Emirates’ new UK boss has hailed the launch of the airline’s first new UK route for more than a decade – with another due to start in October.
The airline’s Dubai to Stansted service will fly every day, taking Emirates’ total daily flights between Dubai and London to 10.
The launch is the first under new UK divisional vice-president Richard Jewsbury, who replaced retiring Laurie Berryman in April.
“It’s been an exciting start. We’ve launched Stansted – our first new route since Newcastle in 2007 – and we’ve got Edinburgh in October,” Jewsbury told TTG.
“While we’ve added frequency in that time and brought the A380 to the UK, these are our first new routes for a while, which is always exciting.
“It’s just been a question of timing and opportunity. It’s an extension of our long-term commitment to the UK. We have a history of adding flights and upgrading our aircraft.”
Asked whether adding Stansted and Edinburgh signalled a renewed focus on new routes rather than just adding capacity, Jewsbury said the airline always considered both options.
“It’s not just one or the other,” he said. “New routes, yes, but we’ll be managing and maintaining capacity growth to our existing gateways.”
Jewsbury said with Emirates now operating out of Heathrow, Gatwick and Stansted, the airline was able to serve more of London than ever.
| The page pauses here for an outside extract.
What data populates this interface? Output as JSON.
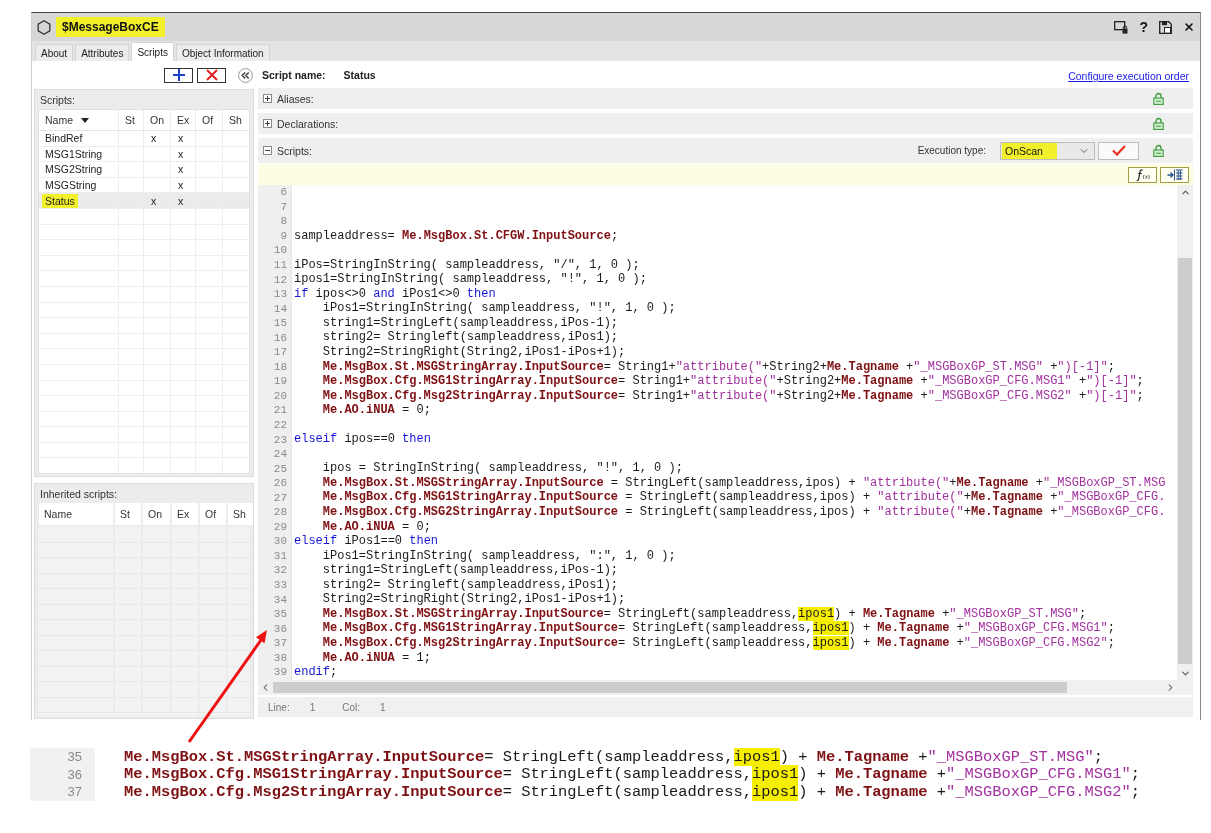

The first Stansted flights achieved a load factor of around 80% said Jewsbury, signalling “very strong demand” for the new service.
On Edinburgh, Jewsbury said while Emirates had a “proud history” at Glasgow airport where it operates a double daily service, Edinburgh flights would open up a historic destination, famed for its culture.
“We looked at taking the A380 to Glasgow or adding a third flight but we decided Edinburgh was the best opportunity at this time,” he said.
Jewsbury also touched on Emirates’ new “windowless” suites, which replace traditional aircraft windows with projections.
“It’s something we’ve been experimenting with,” he said. “We’re pleased with how it’s working, and there may be further opportunities down the line with Boeing and Airbus through lighter, stronger fuselages to have an even more effective product.
“While we have no immediate plans for completely windowless aircraft, it underlines we are an organisation that looks ahead and is hands-on in terms of product design.”